It is a terrible thing for a theater critic to admit, but I’d never seen this scabrously funny Tony Award-winning musical, about the price put on the most fundamental of bodily functions, before attending the Coeurage Theatre Company’s fresh and sprightly production. This is despite the fact that I went to college with the composers, Mark Hollman and Greg Kotis. I knew them reasonably well, back in the day, before I drifted along to the West Coast and they headed east. They went on to win the Tony, and I went on to scribbling reviews for Stage Raw. Ah well! As the lady says in Billy Elliot, “Best not to linger.”

In any case, this production of Urinetown was my first experience of the show. I was fully expecting a musical that would be full of daffy humor and farcical situations. What surprised me was the undercurrent of ferocious irony that flows through the work, almost like a river of golden fluid. It’s a show that is almost as angry as Brecht, and possesses a similar simplicity of presentation that belies layers of deeper meaning. The surface tone is that of a frolic, while the deeper elements are darker and more harrowing. It is a play that is seriously pissed off, pun intended.

The story takes place in the near future, in an American city which has been so afflicted by drought that it has become illegal to urinate. (On Catalina Island, which is facing a drought probably not quite as bad, the problem is addressed by using salt water in the toilets — but I suppose if they tried that here, there would be no story to speak of.)

In the story, the poorest citizens must queue to use public toilets run by a megalithic corporation with the name “Urine Good Company,” ruled by diabolical toilet magnate, Caldwell B. Cladwell (Gary Lamb). Folks who refuse to pay the urine tax are hauled off to a place called Urinetown, for exile.  At one particular public privy, the people rebel, and are led to revolt by an unlikely hero: the toilet attendant, Bobby Strong (Daniel Bellusci). Meanwhile, Bobby and Cladwell’s innocent young daughter Hope (Ashley Kane) fall in love, despite the differences in their backgrounds and social class. Complications ensue when the uprising becomes a full-on war — and the true nature of Urinetown is unmasked to the public.

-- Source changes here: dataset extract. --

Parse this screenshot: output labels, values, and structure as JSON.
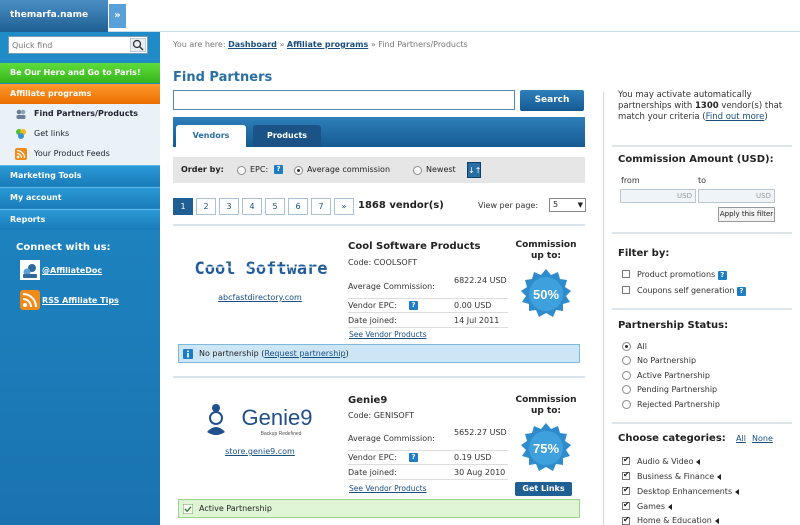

Director Kari Hayter’s energetic staging is a work of delightful playfulness, even as the play’s themes become more stark and terrifying. This is a musical that is hilarious on its own terms, but it also has pleasures for the scholar of theater, with its sly homage to “The Beggar’s Opera,” “Les Miserables” and “The Cradle Will Rock.”  The musical numbers are full of frenetic and upbeat energy, although one can still glean their creepy underlying meaning, especially in “It’s a Privilege to Pee,” the hilarious operatic turn by Janna Cardia as the flinty, imperious Ms. Pennywise, and “Don’t Be the Bunny,” Cladwell’s goofy but terrifying defense of greed and power lust, sung by Lamb.

Gregory Nabours’ music direction is tight and wonderfully passionate, and boosted by the adrenaline-rich yet neatly controlled brashness of the ensemble, which is mostly made up of millennial performers. The energy they bring to their work crafts an irresistible sense of enthusiastic joy. The roles, of course, are living cartoons, which serves to prevent us from fully grasping the cruelty of the story until we realize, close to the end of the show, that we may have been backing the wrong horse.

Bellusci’s boyish and gleeful turn as Bobby is engagingly blithesome, and his scenes with Kane’s bubbly but beautifully tuneful Hope are highlights. Standout moments also come from the supporting performers: Ted Barton’s lusciously wicked turn as the brutal cop, Officer Lockstock, Shakil Azizi as scuzzy Senator Fipp, and Nicole Monet as quirky “Little Sally.”

All told, this is a fine thought-provoking production of a compelling musical piece.


The Historic Lankershim Arts Center, 5108 Lankershim Blvd, North Hollywood; Thurs.-Sat., 8 p.m.; through December 3 & Fri.-Sat., 8 p.m. January 6 thru February 25. Running time: two hours and 15 minutes with an intermission.